* _Given data_
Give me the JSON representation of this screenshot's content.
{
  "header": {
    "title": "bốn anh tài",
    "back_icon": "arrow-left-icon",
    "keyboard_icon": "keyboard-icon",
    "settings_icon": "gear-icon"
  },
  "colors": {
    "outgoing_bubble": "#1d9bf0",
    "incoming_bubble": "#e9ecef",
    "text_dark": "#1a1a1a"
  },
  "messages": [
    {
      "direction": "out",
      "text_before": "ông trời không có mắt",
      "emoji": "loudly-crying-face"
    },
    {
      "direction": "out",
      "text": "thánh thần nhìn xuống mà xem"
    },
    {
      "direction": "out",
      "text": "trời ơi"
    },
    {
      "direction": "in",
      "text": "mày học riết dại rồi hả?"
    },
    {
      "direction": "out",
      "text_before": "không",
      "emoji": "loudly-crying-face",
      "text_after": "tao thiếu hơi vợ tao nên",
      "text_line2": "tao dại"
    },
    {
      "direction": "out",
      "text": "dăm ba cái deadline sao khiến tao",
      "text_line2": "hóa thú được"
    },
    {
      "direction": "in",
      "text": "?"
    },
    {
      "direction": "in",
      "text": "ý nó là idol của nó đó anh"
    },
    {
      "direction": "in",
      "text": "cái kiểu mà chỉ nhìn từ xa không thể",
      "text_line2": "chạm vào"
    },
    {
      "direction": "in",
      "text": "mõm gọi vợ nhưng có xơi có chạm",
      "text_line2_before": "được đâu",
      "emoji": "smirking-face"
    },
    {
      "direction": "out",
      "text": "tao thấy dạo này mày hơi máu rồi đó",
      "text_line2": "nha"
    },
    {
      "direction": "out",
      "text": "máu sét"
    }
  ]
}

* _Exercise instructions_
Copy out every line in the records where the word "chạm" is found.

* _Answer to the exercise_
      "text_line2": "chạm vào"
      "text": "mõm gọi vợ nhưng có xơi có chạm",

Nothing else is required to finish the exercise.